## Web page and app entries
*** Begin section ***
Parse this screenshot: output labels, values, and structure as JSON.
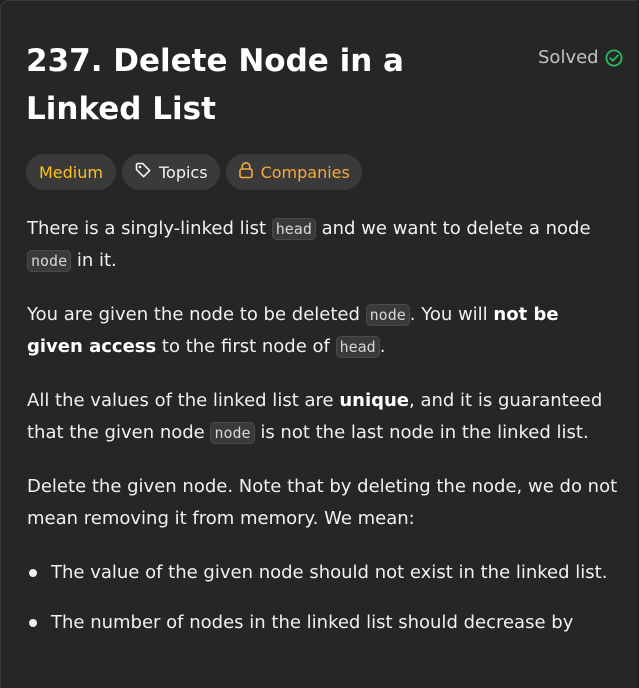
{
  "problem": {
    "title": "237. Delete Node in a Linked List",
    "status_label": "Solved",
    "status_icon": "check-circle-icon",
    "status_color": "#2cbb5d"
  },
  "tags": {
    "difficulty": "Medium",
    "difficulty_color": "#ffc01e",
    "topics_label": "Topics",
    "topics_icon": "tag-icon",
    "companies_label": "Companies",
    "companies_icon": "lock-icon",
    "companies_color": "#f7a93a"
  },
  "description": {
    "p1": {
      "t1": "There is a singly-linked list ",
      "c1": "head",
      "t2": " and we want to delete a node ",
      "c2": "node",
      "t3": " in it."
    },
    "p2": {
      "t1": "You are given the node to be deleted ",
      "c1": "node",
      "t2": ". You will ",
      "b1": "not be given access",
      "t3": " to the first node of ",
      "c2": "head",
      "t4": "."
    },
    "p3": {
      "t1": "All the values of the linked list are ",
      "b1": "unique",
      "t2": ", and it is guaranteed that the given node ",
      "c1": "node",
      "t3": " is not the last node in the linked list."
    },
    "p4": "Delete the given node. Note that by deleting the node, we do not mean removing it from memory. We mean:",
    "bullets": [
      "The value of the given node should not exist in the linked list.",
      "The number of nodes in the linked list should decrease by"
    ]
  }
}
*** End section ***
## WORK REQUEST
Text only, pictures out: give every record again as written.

## TASK ANSWER
Parse this screenshot: output labels, values, and structure as JSON.
{
  "problem": {
    "title": "237. Delete Node in a Linked List",
    "status_label": "Solved",
    "status_icon": "check-circle-icon",
    "status_color": "#2cbb5d"
  },
  "tags": {
    "difficulty": "Medium",
    "difficulty_color": "#ffc01e",
    "topics_label": "Topics",
    "topics_icon": "tag-icon",
    "companies_label": "Companies",
    "companies_icon": "lock-icon",
    "companies_color": "#f7a93a"
  },
  "description": {
    "p1": {
      "t1": "There is a singly-linked list ",
      "c1": "head",
      "t2": " and we want to delete a node ",
      "c2": "node",
      "t3": " in it."
    },
    "p2": {
      "t1": "You are given the node to be deleted ",
      "c1": "node",
      "t2": ". You will ",
      "b1": "not be given access",
      "t3": " to the first node of ",
      "c2": "head",
      "t4": "."
    },
    "p3": {
      "t1": "All the values of the linked list are ",
      "b1": "unique",
      "t2": ", and it is guaranteed that the given node ",
      "c1": "node",
      "t3": " is not the last node in the linked list."
    },
    "p4": "Delete the given node. Note that by deleting the node, we do not mean removing it from memory. We mean:",
    "bullets": [
      "The value of the given node should not exist in the linked list.",
      "The number of nodes in the linked list should decrease by"
    ]
  }
}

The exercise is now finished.